- 220.127.116.11 Where manufacturers’ recommendations are not provided, the mechanical ventilation system shall be tested at least twice per year.
Notice the references above make no mention of testing the ventilation system airflow. In recent months we have witnessed CalOSHA cite several ammonia refrigeration facilities for failure to properly test their ventilation system. Interestingly, OSHA does not reference the PSM standard or ANSI/IIAR 2-2014 in their citation, but rather the lesser known regulation Title 8 CCR §5143 “General Requirements of Mechanical Ventilation Systems”. Specifically, this regulation requires that:
“The ventilation rate of every mechanical ventilation system used to prevent harmful exposure shall be tested after initial installation, alterations, or maintenance, and at least annually, by means of a pitot traverse of the exhaust duct or equivalent measurements. Records of these tests shall be retained for at least five years.” [Title 8 CCR §5143(a)(5)]
For example, on 10/4/16, OSHA cited a California facility for failure to comply with the above-stated requirement. In the citation notes, OSHA indicated that “the employer did not test the ventilation rate of the mechanical ventilation systems used to prevent harmful exposure of ammonia in North and South machinery rooms. The employer did not provide test records as required.”
Airflow tests can be conducted using an anemometer to measure the velocity of air at the fan discharge. We recommend taking measurements at several locations and averaging the results. Once the air velocity has been determined, the airflow (CFM) can be calculated by multiplying the velocity by the fan discharge area.
Consideration can also be given to performing an additional test using a smoke candle to subjectively determine if make-up air is adequate and if the room is free from dead spots.

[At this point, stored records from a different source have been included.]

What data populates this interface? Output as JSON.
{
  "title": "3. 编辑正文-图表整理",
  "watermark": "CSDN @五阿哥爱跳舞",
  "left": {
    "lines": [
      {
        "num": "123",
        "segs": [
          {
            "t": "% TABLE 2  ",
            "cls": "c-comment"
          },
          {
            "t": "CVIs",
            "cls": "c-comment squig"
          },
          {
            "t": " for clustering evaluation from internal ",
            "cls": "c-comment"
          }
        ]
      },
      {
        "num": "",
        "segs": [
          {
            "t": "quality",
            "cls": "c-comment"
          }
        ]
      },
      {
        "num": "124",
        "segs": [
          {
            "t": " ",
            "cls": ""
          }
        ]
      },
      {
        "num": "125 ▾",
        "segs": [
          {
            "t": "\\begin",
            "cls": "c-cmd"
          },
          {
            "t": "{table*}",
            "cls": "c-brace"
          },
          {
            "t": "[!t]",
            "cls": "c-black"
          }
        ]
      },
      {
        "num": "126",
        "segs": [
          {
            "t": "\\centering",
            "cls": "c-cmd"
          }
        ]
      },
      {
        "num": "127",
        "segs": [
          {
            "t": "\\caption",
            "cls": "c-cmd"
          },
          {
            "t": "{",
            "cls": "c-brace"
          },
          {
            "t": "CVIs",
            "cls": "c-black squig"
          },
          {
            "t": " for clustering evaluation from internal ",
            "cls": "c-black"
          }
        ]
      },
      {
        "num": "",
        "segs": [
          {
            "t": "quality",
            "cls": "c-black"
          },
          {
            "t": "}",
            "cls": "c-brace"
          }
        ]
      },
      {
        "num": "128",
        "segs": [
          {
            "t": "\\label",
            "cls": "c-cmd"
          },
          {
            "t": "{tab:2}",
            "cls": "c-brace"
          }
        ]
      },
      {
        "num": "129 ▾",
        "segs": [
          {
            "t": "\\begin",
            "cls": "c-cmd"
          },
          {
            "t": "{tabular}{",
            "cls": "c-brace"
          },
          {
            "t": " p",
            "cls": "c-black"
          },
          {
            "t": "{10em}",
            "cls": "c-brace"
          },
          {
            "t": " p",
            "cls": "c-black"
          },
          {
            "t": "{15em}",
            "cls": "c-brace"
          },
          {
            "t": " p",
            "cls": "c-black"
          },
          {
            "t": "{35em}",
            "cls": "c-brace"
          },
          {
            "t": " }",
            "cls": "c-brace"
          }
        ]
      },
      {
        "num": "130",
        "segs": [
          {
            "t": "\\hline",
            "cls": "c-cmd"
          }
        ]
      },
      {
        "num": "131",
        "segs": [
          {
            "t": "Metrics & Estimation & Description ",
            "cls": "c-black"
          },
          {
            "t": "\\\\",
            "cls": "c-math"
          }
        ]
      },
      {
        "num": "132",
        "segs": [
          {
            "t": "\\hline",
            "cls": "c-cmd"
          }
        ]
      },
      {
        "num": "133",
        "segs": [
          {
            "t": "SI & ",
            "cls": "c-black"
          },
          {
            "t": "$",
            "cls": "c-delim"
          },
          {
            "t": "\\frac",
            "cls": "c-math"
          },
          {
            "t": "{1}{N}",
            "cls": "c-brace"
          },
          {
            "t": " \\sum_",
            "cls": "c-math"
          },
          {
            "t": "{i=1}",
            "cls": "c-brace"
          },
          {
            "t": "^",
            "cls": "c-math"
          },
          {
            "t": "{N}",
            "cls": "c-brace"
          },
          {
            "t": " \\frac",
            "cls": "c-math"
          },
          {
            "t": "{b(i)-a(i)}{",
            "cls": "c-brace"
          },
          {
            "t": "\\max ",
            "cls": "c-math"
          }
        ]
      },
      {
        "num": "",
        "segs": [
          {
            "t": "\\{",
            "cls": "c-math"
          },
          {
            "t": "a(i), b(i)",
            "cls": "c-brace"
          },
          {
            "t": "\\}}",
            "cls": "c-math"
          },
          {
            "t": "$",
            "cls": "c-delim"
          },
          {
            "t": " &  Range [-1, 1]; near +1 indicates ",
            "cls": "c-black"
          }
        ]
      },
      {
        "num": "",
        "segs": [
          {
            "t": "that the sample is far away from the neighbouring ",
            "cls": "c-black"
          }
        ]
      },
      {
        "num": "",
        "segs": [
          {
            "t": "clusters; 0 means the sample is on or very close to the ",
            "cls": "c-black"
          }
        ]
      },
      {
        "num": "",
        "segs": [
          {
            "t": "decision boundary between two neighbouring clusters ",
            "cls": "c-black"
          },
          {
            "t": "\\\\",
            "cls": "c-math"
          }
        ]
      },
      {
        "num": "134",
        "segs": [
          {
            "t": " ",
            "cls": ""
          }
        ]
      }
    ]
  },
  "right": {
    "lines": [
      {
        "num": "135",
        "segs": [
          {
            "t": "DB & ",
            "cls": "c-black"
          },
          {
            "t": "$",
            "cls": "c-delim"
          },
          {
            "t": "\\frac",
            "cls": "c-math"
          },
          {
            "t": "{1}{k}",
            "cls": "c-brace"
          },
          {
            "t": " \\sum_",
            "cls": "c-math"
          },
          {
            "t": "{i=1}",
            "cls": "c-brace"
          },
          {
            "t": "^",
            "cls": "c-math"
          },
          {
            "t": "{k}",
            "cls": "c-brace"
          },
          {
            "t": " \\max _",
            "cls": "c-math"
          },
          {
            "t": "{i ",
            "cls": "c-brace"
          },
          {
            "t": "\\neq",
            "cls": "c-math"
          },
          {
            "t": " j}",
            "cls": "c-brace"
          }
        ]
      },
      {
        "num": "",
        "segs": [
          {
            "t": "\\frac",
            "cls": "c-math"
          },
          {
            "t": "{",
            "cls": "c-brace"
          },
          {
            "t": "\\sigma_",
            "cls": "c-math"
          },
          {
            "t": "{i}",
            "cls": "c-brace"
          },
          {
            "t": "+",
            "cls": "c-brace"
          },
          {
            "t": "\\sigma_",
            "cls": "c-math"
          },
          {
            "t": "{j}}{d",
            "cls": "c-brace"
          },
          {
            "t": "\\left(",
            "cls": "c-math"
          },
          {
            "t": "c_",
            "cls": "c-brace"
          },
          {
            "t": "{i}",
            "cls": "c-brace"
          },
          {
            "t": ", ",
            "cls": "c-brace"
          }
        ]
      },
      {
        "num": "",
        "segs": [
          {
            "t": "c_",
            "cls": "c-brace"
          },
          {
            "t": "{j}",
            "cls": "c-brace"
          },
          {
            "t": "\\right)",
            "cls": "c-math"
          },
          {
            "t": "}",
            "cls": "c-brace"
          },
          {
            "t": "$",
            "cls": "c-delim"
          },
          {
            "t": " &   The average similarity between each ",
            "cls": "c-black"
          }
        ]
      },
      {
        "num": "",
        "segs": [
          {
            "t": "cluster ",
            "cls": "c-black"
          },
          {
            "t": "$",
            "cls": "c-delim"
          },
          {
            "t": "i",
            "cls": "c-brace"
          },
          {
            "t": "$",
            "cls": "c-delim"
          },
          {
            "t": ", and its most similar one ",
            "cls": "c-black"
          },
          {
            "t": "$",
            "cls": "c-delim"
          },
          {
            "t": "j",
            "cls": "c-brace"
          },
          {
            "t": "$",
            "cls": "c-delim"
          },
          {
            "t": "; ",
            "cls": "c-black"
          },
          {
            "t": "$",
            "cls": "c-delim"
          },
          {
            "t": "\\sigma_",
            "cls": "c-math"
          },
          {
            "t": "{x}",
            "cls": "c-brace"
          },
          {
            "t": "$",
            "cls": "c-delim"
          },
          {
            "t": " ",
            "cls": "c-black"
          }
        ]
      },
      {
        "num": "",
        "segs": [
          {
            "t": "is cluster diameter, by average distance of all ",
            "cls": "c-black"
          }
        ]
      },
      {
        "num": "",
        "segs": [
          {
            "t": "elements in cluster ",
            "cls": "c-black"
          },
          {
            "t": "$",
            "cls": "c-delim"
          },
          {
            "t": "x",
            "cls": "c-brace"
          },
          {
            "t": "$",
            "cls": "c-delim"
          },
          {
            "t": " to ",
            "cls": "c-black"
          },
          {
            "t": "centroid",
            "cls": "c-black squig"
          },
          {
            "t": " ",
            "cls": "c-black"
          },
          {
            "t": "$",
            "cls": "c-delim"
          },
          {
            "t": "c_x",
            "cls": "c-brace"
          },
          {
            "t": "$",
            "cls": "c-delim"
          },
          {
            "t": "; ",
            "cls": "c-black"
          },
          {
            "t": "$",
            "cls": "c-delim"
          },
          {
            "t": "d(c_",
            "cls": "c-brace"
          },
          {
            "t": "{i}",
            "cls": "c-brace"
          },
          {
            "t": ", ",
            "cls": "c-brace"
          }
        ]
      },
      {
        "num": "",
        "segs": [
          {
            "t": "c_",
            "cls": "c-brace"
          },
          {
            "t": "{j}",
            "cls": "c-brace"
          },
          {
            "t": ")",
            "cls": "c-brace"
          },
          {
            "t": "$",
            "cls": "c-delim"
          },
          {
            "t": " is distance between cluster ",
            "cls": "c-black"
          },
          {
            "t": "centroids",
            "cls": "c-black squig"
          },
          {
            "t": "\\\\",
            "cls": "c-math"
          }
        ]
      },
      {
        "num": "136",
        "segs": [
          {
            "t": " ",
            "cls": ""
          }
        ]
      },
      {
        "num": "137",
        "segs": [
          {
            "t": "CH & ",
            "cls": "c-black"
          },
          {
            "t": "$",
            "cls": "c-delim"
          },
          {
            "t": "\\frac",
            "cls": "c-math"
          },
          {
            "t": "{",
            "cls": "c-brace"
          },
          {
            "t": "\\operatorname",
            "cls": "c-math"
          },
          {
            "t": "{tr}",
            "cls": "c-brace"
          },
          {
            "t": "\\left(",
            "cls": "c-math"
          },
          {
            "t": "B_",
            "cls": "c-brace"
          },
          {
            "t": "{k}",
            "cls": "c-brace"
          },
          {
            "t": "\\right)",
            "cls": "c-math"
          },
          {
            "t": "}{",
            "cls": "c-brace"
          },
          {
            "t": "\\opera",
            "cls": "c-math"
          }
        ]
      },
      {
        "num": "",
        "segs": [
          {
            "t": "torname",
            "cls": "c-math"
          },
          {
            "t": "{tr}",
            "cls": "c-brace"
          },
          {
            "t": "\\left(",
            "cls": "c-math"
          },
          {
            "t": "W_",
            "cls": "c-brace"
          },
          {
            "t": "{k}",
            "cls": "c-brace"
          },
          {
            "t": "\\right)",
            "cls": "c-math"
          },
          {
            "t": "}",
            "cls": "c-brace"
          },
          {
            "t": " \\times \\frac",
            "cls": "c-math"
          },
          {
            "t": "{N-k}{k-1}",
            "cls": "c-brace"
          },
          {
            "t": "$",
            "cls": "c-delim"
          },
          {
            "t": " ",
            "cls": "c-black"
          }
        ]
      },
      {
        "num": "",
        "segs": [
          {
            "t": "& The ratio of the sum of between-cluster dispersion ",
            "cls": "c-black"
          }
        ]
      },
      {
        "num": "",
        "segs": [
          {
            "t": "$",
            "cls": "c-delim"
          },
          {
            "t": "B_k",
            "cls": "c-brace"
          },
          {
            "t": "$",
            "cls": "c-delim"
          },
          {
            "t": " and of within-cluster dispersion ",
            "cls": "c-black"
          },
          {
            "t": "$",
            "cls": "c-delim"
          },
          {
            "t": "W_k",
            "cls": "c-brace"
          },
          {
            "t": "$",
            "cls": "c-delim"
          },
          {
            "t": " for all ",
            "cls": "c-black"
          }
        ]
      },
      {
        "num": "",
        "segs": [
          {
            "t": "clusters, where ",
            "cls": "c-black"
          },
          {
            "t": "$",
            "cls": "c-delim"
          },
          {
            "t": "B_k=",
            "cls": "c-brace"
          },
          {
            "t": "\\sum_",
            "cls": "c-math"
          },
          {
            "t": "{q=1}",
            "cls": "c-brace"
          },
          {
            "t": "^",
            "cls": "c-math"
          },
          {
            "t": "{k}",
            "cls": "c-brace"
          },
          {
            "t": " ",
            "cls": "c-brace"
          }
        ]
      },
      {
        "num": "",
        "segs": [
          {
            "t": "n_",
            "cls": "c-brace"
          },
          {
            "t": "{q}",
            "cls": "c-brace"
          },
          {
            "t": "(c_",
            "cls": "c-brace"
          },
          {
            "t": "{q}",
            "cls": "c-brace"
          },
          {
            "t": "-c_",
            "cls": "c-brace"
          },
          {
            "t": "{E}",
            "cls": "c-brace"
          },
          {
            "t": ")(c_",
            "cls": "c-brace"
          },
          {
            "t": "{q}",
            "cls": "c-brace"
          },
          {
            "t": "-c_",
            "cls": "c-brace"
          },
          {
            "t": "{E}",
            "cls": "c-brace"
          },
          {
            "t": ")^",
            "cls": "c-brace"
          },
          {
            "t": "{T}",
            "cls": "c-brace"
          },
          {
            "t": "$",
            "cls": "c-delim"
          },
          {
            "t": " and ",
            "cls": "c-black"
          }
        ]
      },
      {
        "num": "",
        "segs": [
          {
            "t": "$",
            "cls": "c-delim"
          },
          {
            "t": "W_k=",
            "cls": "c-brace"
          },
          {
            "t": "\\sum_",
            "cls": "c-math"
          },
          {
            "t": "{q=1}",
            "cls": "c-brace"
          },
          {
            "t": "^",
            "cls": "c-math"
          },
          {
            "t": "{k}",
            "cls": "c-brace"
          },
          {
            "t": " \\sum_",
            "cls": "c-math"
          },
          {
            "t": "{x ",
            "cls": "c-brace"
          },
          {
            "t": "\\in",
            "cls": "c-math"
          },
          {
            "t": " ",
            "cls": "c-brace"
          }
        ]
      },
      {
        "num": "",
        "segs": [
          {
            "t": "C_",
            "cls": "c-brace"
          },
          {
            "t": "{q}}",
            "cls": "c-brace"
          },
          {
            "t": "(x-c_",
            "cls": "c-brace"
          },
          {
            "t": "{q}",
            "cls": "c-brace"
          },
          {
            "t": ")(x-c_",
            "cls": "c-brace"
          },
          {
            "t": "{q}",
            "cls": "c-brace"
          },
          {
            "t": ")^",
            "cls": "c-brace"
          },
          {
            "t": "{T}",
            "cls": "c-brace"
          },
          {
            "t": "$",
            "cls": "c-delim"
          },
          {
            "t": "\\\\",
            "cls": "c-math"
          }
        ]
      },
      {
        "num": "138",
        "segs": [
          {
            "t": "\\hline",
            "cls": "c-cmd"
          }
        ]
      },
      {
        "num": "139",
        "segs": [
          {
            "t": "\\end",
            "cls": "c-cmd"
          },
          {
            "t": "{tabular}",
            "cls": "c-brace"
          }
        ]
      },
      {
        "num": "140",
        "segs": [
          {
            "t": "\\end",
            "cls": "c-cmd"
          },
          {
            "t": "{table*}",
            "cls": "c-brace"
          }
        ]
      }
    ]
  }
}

These tests can expose ventilation system weakness and can be an effective training tool for employees that work inside a machinery room. As a best practice, we use the smoke test to develop a ventilation system diagram that visually depicts the function of the system.
It is important for ammonia refrigeration facilities in California to be aware of the requirements of Title 8 CCR §5143. We suggest that annual airflow tests be incorporated into the facility inspection, testing, and maintenance program for other refrigeration equipment onsite. A ventilation test can be readily integrated into other annual tests such as B109 inspections, ammonia detection/alarm tests, and e-stop tests.
 1967 UMC §1508